With the Presidential election just a few days away, bad actors are ramping up their efforts to lure in victims with phishing attacks designed to harvest credentials and personal information that could lead to the next large-scale breach. The threat is so prevalent that the Better Business Bureau, the Identity Theft Resource Center and the National Association of State Election Directors have all issued warnings to the general public.
Election-related phishing attacks can surface across channels in various formats, and the unsuspecting user can be caught off-guard. Phishing is the number one cause of breaches, and all the major breaches in 2020 started with phishing. Successful phishing attacks start with a compelling message, and elections are great for cybercriminals because the message is targeted to elicit an emotional response to prompt action. Here are a few examples:
- Surveys and polls:Bad actors may send an email or post an ad on a social channel asking voters to take a survey or participate in a poll. This is a good way to collect personally identifiable information (PII) such as social security numbers. Emails requesting that you confirm your status as a registered voter to take a poll are particularly suspect.
- Petitions:It’s common to be passionate about political issues and have a desire to initiate change. Fraudsters play on this natural instinct and send bogus petition requests, asking you to offer up personal information.
- Donation requests:Like petitions, online requests for money to support an important cause or specific candidate can be fraudulent. Fraudsters may pose as campaign volunteers and ask for credit card numbers and other personal information to complete the donation.

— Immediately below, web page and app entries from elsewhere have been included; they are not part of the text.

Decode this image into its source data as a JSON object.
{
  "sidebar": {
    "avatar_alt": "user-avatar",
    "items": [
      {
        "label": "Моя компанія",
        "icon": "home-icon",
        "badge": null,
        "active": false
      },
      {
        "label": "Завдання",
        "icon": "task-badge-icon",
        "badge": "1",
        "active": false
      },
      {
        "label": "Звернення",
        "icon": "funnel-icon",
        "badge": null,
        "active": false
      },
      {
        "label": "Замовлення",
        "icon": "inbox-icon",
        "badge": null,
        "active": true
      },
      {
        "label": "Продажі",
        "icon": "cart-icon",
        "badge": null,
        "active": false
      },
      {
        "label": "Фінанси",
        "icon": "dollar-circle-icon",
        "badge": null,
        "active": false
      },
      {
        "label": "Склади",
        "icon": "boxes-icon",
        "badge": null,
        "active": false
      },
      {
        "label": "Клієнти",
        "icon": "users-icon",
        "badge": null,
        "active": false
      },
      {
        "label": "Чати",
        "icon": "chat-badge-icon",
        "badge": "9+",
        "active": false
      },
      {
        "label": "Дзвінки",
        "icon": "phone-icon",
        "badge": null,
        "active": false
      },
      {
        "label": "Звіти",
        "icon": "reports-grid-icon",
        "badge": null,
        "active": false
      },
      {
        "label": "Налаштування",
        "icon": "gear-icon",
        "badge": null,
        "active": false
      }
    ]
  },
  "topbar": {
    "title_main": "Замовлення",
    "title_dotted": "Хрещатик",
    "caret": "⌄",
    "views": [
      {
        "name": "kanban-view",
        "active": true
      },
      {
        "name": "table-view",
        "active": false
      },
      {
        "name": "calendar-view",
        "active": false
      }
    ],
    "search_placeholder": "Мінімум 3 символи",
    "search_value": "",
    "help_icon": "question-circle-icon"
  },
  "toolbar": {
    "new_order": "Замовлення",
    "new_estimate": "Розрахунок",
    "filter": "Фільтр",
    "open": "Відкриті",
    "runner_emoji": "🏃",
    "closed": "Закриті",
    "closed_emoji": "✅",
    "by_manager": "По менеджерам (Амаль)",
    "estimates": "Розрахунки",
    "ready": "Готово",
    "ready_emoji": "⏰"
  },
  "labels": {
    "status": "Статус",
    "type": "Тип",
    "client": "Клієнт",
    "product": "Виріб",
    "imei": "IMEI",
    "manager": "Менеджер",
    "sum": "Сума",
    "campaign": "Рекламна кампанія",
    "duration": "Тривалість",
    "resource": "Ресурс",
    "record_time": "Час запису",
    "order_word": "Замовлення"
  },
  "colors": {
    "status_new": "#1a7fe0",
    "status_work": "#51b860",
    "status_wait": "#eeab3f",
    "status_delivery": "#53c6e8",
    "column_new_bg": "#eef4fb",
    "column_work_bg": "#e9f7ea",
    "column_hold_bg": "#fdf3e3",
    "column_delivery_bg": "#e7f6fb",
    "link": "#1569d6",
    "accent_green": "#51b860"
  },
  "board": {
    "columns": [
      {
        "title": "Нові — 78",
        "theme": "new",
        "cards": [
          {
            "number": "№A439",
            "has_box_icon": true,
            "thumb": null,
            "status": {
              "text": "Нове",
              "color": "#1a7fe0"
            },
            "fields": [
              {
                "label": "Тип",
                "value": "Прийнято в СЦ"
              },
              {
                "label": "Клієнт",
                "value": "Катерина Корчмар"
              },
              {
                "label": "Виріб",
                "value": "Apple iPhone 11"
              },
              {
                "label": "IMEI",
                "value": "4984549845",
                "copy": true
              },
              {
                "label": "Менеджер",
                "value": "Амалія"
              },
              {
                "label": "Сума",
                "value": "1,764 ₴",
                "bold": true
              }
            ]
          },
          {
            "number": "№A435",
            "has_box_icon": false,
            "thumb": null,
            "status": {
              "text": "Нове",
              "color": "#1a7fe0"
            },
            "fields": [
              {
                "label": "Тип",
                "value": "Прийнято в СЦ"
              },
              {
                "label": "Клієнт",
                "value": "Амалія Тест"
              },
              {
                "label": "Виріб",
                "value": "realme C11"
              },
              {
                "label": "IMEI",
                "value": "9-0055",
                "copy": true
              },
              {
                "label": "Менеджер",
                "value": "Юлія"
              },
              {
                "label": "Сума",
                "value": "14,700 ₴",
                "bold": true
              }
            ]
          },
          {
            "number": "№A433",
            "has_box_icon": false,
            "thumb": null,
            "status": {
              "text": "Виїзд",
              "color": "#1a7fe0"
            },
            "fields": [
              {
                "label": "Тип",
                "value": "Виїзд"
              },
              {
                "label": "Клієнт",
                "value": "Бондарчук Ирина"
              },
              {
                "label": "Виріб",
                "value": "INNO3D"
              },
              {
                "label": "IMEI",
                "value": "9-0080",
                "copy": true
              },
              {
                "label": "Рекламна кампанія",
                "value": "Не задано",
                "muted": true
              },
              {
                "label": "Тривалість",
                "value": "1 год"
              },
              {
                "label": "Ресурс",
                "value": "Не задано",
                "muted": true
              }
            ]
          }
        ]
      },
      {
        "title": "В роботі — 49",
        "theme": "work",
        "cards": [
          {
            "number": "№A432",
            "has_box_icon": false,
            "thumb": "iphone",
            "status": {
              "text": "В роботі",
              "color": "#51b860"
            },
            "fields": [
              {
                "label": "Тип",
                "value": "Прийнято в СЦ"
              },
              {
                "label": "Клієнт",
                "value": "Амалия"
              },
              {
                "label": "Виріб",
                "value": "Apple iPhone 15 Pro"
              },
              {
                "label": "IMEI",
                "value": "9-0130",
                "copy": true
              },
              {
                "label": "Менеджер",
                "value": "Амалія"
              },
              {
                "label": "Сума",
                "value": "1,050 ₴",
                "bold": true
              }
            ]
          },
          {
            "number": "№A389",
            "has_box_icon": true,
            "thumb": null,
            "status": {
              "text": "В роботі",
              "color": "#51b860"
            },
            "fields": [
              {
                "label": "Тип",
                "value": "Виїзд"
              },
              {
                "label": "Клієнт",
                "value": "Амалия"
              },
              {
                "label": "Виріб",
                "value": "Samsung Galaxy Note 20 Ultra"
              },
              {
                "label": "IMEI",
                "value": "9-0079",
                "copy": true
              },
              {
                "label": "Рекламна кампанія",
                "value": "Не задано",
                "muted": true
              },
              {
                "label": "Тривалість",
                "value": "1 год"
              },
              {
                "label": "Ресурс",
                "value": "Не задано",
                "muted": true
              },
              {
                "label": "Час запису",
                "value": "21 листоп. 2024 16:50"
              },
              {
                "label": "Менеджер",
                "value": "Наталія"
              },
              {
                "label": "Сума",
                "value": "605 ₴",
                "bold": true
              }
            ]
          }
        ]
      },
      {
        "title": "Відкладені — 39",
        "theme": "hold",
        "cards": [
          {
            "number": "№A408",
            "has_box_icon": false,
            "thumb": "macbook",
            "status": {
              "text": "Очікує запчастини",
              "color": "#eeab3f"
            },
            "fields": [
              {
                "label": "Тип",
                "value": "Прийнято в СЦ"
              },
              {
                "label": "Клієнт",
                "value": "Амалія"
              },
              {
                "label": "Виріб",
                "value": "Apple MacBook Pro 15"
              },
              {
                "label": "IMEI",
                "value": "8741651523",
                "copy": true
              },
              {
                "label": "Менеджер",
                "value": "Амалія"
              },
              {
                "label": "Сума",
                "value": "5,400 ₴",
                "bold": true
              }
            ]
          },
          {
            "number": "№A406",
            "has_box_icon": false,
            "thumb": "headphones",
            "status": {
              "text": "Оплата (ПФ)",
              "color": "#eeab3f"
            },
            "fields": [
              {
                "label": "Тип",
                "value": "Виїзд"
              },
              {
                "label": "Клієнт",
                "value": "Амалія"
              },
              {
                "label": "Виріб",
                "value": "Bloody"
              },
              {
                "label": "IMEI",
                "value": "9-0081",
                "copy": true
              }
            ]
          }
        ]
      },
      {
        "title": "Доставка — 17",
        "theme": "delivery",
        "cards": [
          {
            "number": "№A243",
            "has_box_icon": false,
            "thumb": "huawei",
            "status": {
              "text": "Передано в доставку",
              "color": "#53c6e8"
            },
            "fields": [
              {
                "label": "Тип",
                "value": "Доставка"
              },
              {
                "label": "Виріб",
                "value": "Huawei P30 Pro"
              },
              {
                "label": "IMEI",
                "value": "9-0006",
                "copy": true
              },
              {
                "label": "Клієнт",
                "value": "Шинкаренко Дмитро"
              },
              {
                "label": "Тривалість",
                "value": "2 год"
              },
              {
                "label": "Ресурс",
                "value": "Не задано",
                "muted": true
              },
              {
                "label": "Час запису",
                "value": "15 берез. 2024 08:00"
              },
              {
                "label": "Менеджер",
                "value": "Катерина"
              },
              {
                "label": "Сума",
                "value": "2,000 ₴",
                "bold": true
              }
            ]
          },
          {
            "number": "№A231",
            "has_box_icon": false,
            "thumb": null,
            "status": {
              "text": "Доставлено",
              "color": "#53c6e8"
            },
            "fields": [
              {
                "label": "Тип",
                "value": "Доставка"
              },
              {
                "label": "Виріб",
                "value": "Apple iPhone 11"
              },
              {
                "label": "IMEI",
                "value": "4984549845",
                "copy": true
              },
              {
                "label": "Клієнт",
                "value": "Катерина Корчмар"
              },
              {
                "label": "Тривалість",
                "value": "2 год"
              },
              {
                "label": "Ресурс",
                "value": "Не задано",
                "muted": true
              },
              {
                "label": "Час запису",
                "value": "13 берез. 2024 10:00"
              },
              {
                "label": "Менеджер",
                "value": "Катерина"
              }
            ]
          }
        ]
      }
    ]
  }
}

They may even impersonate candidates using pre-recorded audio to lure you in. (Screen 1)
- Registration scams: In the U.S., it is not possible to vote by phone, email, or text — but that doesn’t stop scammers from trying to convince you it isn’t. (Screen 2)
These are just some ways bad actors phish for PII, perpetrate credit card or money transfer scams. Today’s phishing doesn’t just happen over email, but numerous channels — SMS, messaging apps, social platforms, search…